We developed a physiologically based pharmacokinetic model of PCB 153 in women, and predict its transfer via lactation to infants. The model is the first human, population-scale lactational model for PCB 153. Data in the literature provided estimates for model development and for performance assessment. Physiological parameters were taken from a cohort in Taiwan and from reference values in the literature. We estimated partition coefficients based on chemical structure and the lipid content in various body tissues. Using exposure data in Japan, we predicted acquired body burden of PCB 153 at an average childbearing age of 25 years and compare predictions to measurements from studies in multiple countries. Forward-model predictions agree well with human biomonitoring measurements, as represented by summary statistics and uncertainty estimates. The modelsuccessfully describes the range of possible PCB 153 dispositions in maternal milk,suggesting a promising option for back estimating doses for various populations. One example of reverse dosimetry modeling was attempted using our PBPK model for possible exposure scenarios in Canadian Inuits who had the highest level of PCB 153 in their milk in the world.

10abayesian inference10abody burden10aEnvironmental Chemistry, Exposure and Risk Group10ahuman milk biomonitoring10aindoor environment department10alactational transfer10apcb 15310aphysiologically-based pharmacokinetic modeling10apollutant fate and transport modeling10apoly-chlorinated biphenyls10areverse dosimetry1 aRedding, Laurel, E.1 aSohn, Michael, D.1 aMcKone, Thomas, E.1 aWang, Shu-Li1 aHsieh, Dennis, P.H.1 aYang, Raymond, S. H. uhttps://ses.lbl.gov/publications/population-physiologically-based02408nas a2200241 4500008004100000022001400041245007200055210006900127260001200196300000900208490000700217520168500224653002201909653002201931653001601953653002801969653001301997100002502010700002302035700002402058700001402082856007002096 2001 eng d a1436-324000aInfluential input classification in probabilistic multimedia models0 aInfluential input classification in probabilistic multimedia mod c03/2001 a1-170 v153 aMonte Carlo analysis is a statistical simulation method that is often used to assess and quantify the outcome variance in complex environmental fate and effects models. Total outcome variance of these models is a function of (1) the variance (uncertainty and/or variability) associated with each model input and (2) the sensitivity of the model outcome to changes in the inputs. To propagate variance through a model using Monte Carlo techniques, each variable must be assigned a probability distribution. The validity of these distributions directly influences the accuracy and reliability of the model outcome. To efficiently allocate resources for constructing distributions one should first identify the most influential set of variables in the model. Although existing sensitivity and uncertainty analysis methods can provide a relative ranking of the importance of model inputs, they fail to identify the minimum set of stochastic inputs necessary to sufficiently characterize the outcome variance. In this paper, we describe and demonstrate a novel sensitivity/uncertainty analysis method for assessing the importance of each variable in a multimedia environmental fate model. Our analyses show that for a given scenario, a relatively small number of input variables influence the central tendency of the model and an even smaller set determines the spread of the outcome distribution. For each input, the level of influence depends on the scenario under consideration. This information is useful for developing site specific models and improving our understanding of the processes that have the greatest influence on the variance in outcomes from multimedia models.

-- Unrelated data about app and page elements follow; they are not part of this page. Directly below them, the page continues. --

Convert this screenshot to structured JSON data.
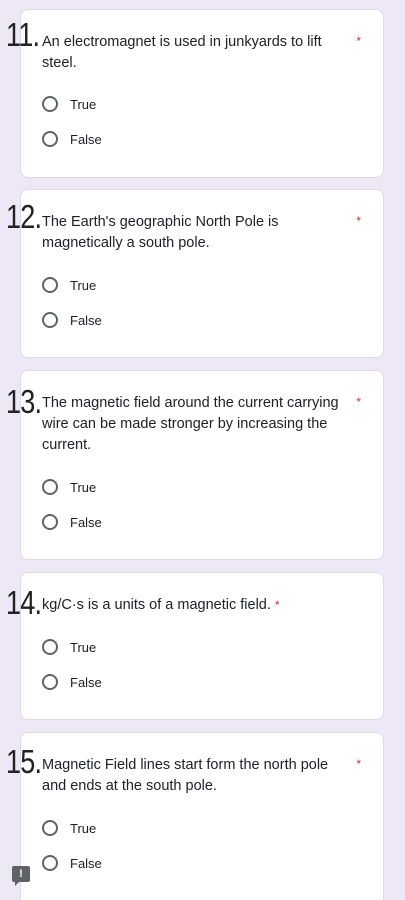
{
  "questions": [
    {
      "number": "11.",
      "text": "An electromagnet is used in junkyards to lift steel.",
      "required_mark": "*",
      "options": [
        "True",
        "False"
      ]
    },
    {
      "number": "12.",
      "text": "The Earth's geographic North Pole is magnetically a south pole.",
      "required_mark": "*",
      "options": [
        "True",
        "False"
      ]
    },
    {
      "number": "13.",
      "text": "The magnetic field around the current carrying wire can be made stronger by increasing the current.",
      "required_mark": "*",
      "options": [
        "True",
        "False"
      ]
    },
    {
      "number": "14.",
      "text": "kg/C·s is a units of a magnetic field.",
      "required_mark": "*",
      "options": [
        "True",
        "False"
      ]
    },
    {
      "number": "15.",
      "text": "Magnetic Field lines start form the north pole and ends at the south pole.",
      "required_mark": "*",
      "options": [
        "True",
        "False"
      ]
    }
  ],
  "feedback_icon": "feedback-icon",
  "colors": {
    "background": "#ede7f6",
    "required": "#d93025",
    "radio_border": "#5f6368"
  }
}
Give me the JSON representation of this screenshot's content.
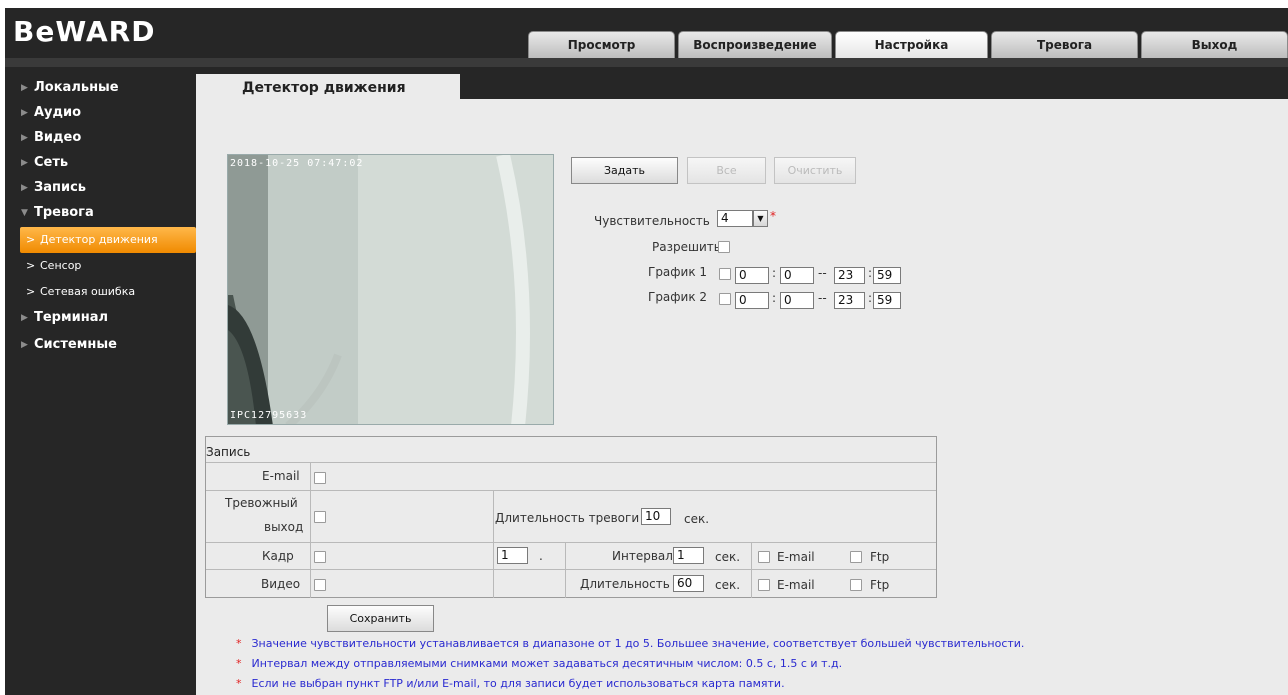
{
  "brand": "BeWARD",
  "tabs": [
    "Просмотр",
    "Воспроизведение",
    "Настройка",
    "Тревога",
    "Выход"
  ],
  "sidebar": {
    "items": [
      "Локальные",
      "Аудио",
      "Видео",
      "Сеть",
      "Запись",
      "Тревога"
    ],
    "subitems": [
      "Детектор движения",
      "Сенсор",
      "Сетевая ошибка"
    ],
    "items2": [
      "Терминал",
      "Системные"
    ]
  },
  "content_tab": "Детектор движения",
  "video": {
    "timestamp": "2018-10-25 07:47:02",
    "label": "IPC12795633"
  },
  "buttons": {
    "set": "Задать",
    "all": "Все",
    "clear": "Очистить",
    "save": "Сохранить"
  },
  "settings": {
    "sensitivity_label": "Чувствительность",
    "sensitivity_value": "4",
    "enable_label": "Разрешить",
    "schedule1_label": "График 1",
    "schedule2_label": "График 2",
    "schedule1": [
      "0",
      "0",
      "23",
      "59"
    ],
    "schedule2": [
      "0",
      "0",
      "23",
      "59"
    ],
    "colon": ":",
    "dash": "--"
  },
  "record": {
    "title": "Запись",
    "email_label": "E-mail",
    "alarm_out_label_1": "Тревожный",
    "alarm_out_label_2": "выход",
    "alarm_duration_label": "Длительность тревоги",
    "alarm_duration_value": "10",
    "sec": "сек.",
    "frame_label": "Кадр",
    "frame_value": "1",
    "dot": ".",
    "interval_label": "Интервал",
    "interval_value": "1",
    "video_label": "Видео",
    "video_duration_label": "Длительность",
    "video_duration_value": "60",
    "email": "E-mail",
    "ftp": "Ftp"
  },
  "notes": [
    "Значение чувствительности устанавливается в диапазоне от 1 до 5. Большее значение, соответствует большей чувствительности.",
    "Интервал между отправляемыми снимками может задаваться десятичным числом: 0.5 с, 1.5 с и т.д.",
    "Если не выбран пункт FTP и/или E-mail, то для записи будет использоваться карта памяти."
  ],
  "colors": {
    "accent": "#f08a00",
    "dark": "#262626",
    "panel": "#ebebeb",
    "note": "#2a2ad0"
  }
}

10aError propagation10amodel development10aMonte Carlo10amultimedia mass balance10avariance1 aMaddalena, Randy, L.1 aMcKone, Thomas, E.1 aHsieh, Dennis, P.H.1 aGeng, Shu uhttps://ses.lbl.gov/publications/influential-input-classification01644nas a2200157 4500008004100000245008300041210006900124260001200193300001200205490000700217520112300224100002201347700002301369700002401392856007001416 1996 eng d00aThe Use of the Molecular Connectivity Index for Estimating Biotransfer Factors0 aUse of the Molecular Connectivity Index for Estimating Biotransf c02/1996 a984-9890 v303 aBiotransfer factors (BTFs) represent the ratio of the concentration of a chemical found in animal tissues such as beef or milk to the animal's daily intake of that chemical. Using currently available citations for BTFs in meat and milk, the use of molecular connectivity indices (MCIs) as a quantitative structureâˆ’activity relationship (QSAR) for predicting the BTFs for organic chemicals is evaluated. Based on a statistical evaluation of correlation, residual error, and cross validation, this evaluation reveals that the MCI provides both higher reliability and a fast and cost-effective method for predicting the potential biotransfer of a chemical from environmental media into food. When compared to the use of *K*_{ow} as a predictor of BTFs, the analysis here indicates that MCI can substantially increase the reliability with which BTFs can be estimated.